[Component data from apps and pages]
***

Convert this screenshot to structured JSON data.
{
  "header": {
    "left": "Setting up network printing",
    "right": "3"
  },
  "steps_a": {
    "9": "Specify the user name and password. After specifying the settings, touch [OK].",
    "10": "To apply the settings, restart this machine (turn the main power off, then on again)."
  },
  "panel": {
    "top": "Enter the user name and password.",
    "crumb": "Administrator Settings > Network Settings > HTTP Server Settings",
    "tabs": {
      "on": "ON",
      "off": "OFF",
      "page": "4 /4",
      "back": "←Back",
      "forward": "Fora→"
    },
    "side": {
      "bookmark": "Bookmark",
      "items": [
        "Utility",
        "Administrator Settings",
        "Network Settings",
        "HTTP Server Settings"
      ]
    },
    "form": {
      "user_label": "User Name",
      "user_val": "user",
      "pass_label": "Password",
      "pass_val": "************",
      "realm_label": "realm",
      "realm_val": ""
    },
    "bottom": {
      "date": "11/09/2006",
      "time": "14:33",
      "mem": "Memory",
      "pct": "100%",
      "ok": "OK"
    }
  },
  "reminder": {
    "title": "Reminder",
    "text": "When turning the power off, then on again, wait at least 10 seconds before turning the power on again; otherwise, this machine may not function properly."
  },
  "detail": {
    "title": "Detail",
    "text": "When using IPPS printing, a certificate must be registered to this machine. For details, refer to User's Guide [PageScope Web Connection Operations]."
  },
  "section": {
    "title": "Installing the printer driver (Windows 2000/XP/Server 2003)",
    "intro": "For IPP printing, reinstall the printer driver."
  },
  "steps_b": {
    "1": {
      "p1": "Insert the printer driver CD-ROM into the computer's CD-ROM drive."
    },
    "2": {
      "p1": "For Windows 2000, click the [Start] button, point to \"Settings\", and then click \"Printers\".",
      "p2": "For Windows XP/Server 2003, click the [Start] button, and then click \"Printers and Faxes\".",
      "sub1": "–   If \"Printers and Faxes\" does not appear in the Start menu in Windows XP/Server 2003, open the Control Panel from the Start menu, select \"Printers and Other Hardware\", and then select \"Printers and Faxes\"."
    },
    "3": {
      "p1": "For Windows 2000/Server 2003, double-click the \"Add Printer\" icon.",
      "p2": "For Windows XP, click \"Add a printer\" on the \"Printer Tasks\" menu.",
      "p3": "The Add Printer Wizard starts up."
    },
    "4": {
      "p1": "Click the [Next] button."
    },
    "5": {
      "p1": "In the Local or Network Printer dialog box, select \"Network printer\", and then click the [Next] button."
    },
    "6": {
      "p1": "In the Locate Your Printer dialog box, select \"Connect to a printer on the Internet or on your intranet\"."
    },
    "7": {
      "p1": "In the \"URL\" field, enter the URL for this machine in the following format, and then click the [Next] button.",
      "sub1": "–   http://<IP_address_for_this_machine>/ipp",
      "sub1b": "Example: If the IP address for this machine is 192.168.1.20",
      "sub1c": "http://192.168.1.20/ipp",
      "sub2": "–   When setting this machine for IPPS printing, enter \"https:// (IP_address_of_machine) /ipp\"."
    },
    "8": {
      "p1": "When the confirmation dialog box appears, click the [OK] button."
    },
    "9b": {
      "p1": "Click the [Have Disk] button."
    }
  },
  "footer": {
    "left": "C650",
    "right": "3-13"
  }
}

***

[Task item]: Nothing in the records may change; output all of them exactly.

[Answer to this exercise]:
Convert this screenshot to structured JSON data.
{
  "header": {
    "left": "Setting up network printing",
    "right": "3"
  },
  "steps_a": {
    "9": "Specify the user name and password. After specifying the settings, touch [OK].",
    "10": "To apply the settings, restart this machine (turn the main power off, then on again)."
  },
  "panel": {
    "top": "Enter the user name and password.",
    "crumb": "Administrator Settings > Network Settings > HTTP Server Settings",
    "tabs": {
      "on": "ON",
      "off": "OFF",
      "page": "4 /4",
      "back": "←Back",
      "forward": "Fora→"
    },
    "side": {
      "bookmark": "Bookmark",
      "items": [
        "Utility",
        "Administrator Settings",
        "Network Settings",
        "HTTP Server Settings"
      ]
    },
    "form": {
      "user_label": "User Name",
      "user_val": "user",
      "pass_label": "Password",
      "pass_val": "************",
      "realm_label": "realm",
      "realm_val": ""
    },
    "bottom": {
      "date": "11/09/2006",
      "time": "14:33",
      "mem": "Memory",
      "pct": "100%",
      "ok": "OK"
    }
  },
  "reminder": {
    "title": "Reminder",
    "text": "When turning the power off, then on again, wait at least 10 seconds before turning the power on again; otherwise, this machine may not function properly."
  },
  "detail": {
    "title": "Detail",
    "text": "When using IPPS printing, a certificate must be registered to this machine. For details, refer to User's Guide [PageScope Web Connection Operations]."
  },
  "section": {
    "title": "Installing the printer driver (Windows 2000/XP/Server 2003)",
    "intro": "For IPP printing, reinstall the printer driver."
  },
  "steps_b": {
    "1": {
      "p1": "Insert the printer driver CD-ROM into the computer's CD-ROM drive."
    },
    "2": {
      "p1": "For Windows 2000, click the [Start] button, point to \"Settings\", and then click \"Printers\".",
      "p2": "For Windows XP/Server 2003, click the [Start] button, and then click \"Printers and Faxes\".",
      "sub1": "–   If \"Printers and Faxes\" does not appear in the Start menu in Windows XP/Server 2003, open the Control Panel from the Start menu, select \"Printers and Other Hardware\", and then select \"Printers and Faxes\"."
    },
    "3": {
      "p1": "For Windows 2000/Server 2003, double-click the \"Add Printer\" icon.",
      "p2": "For Windows XP, click \"Add a printer\" on the \"Printer Tasks\" menu.",
      "p3": "The Add Printer Wizard starts up."
    },
    "4": {
      "p1": "Click the [Next] button."
    },
    "5": {
      "p1": "In the Local or Network Printer dialog box, select \"Network printer\", and then click the [Next] button."
    },
    "6": {
      "p1": "In the Locate Your Printer dialog box, select \"Connect to a printer on the Internet or on your intranet\"."
    },
    "7": {
      "p1": "In the \"URL\" field, enter the URL for this machine in the following format, and then click the [Next] button.",
      "sub1": "–   http://<IP_address_for_this_machine>/ipp",
      "sub1b": "Example: If the IP address for this machine is 192.168.1.20",
      "sub1c": "http://192.168.1.20/ipp",
      "sub2": "–   When setting this machine for IPPS printing, enter \"https:// (IP_address_of_machine) /ipp\"."
    },
    "8": {
      "p1": "When the confirmation dialog box appears, click the [OK] button."
    },
    "9b": {
      "p1": "Click the [Have Disk] button."
    }
  },
  "footer": {
    "left": "C650",
    "right": "3-13"
  }
}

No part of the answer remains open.